It’s the last full day of Spring, if you measure that season’s departure by the arrival of the Summer Solstice. Of course, it hasn’t felt like Spring for a month now. My area is on track for another record high number of 90+ degree days, and the moderate drought is visibly taking its toll on the vegetation, tall and small.
All Spring, we’ve been watching the cottontail rabbits grow. Here’s one of the teenager bunnies. I call her Betty, but she may be a he, in which case I’ll call him Benny.
The bunnies are fenced out of the vegetable garden. They are free to hop about the yard dining on clover and plantains, which seem to be their favorite food groups. They follow me to the vegetable garden in the morning, watching with what I imagine to be longing as I slam the gate tight behind me, their noses wiggling at the smell of well-watered vegetables. I have no sympathy. They seem to be growing quite fat on the greens I have ceded to them. Why the hawks and owls haven’t found them, I cannot say. These bold bunnies dine openly on the hillside, often accompanied by the calls of Red-Shouldered Hawks.
My neighbor’s pond has yielded a bumper crop of newly emerged toads — both American Toads and Fowlers Toads. For two days, you couldn’t walk in parts of our yard without nearly stepping on a frantically hopping tiny toad. For reasons known only to toad minds, they loitered in our driveway. To avoid a squished toad disaster, I spent a morning scooping them into a bucket and carting them into the vegetable garden. I moved over two dozen, and I think most of them are enjoying their new digs. I spot them resting under squash leaves and beneath basil when I conduct my daily vegetable inspections.
Our little ornamental pond up front is also yielding newly metamorphosed amphibians. The Copes Gray Tree Frogs have been emerging in small groups every few days. Early this final Spring morning I spotted this newly emerged amphibian getting its bearings atop one of our daylilies — Brocaded Gown.
And here’s another froglet — apologies for the fuzzy picture — that shows it still has a bit of its tadpole tail. That’s not unusual on these newly emerged frogs; about a third of them often sport at least a bit of tail when they first leave their birth ponds.

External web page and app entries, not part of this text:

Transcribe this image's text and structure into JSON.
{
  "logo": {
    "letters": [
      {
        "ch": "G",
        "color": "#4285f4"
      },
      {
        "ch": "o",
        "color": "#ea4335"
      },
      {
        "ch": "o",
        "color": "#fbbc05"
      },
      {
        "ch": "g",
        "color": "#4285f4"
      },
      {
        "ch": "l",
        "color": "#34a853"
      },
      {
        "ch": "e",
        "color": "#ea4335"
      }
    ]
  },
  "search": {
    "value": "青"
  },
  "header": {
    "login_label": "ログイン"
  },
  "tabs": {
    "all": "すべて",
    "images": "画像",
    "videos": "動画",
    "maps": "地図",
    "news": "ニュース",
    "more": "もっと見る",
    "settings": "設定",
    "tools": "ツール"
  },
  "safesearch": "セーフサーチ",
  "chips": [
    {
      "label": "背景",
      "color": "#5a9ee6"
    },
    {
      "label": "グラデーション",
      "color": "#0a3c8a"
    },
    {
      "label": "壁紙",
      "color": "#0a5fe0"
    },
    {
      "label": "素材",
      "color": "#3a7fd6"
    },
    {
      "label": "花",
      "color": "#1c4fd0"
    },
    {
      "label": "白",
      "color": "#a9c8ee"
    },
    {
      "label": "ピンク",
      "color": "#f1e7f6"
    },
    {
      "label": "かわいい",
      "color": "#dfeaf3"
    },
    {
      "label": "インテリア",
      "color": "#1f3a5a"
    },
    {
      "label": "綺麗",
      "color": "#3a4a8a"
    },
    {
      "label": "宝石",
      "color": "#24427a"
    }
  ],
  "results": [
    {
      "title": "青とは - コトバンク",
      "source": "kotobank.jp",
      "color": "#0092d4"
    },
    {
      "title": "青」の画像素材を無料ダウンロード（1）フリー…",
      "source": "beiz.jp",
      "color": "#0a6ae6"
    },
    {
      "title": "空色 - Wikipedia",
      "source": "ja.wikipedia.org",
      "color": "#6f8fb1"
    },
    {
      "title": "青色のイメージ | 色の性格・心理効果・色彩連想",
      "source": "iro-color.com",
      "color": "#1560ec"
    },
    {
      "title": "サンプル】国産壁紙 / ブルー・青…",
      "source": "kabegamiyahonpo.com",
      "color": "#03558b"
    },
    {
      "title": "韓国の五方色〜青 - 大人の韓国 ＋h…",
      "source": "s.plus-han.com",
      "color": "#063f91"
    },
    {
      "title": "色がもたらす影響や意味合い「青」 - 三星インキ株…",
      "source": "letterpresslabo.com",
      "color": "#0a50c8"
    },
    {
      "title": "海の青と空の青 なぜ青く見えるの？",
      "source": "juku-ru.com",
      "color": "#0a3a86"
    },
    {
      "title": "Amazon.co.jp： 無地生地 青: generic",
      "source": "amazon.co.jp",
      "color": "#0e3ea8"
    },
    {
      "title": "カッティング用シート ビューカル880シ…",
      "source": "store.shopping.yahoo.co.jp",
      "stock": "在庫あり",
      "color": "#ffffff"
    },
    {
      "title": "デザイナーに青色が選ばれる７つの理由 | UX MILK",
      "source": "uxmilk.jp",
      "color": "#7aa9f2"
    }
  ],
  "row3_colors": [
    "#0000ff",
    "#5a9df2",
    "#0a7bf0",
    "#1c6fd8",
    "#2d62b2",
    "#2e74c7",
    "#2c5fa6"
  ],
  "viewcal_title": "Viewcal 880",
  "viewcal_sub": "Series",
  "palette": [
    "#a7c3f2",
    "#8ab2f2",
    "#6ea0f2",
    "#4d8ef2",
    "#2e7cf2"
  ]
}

The new life that surrounds me — be it bunnies, amphibians, or acorns — salutes Spring’s boundless enthusiasms. As searing Summer settles upon us, that enthusiasm will become endurance — if we’re lucky. If Summer’s dry grip is too tight, death counts will rise, and we will all be left panting in the dust, begging clouds for raindrops.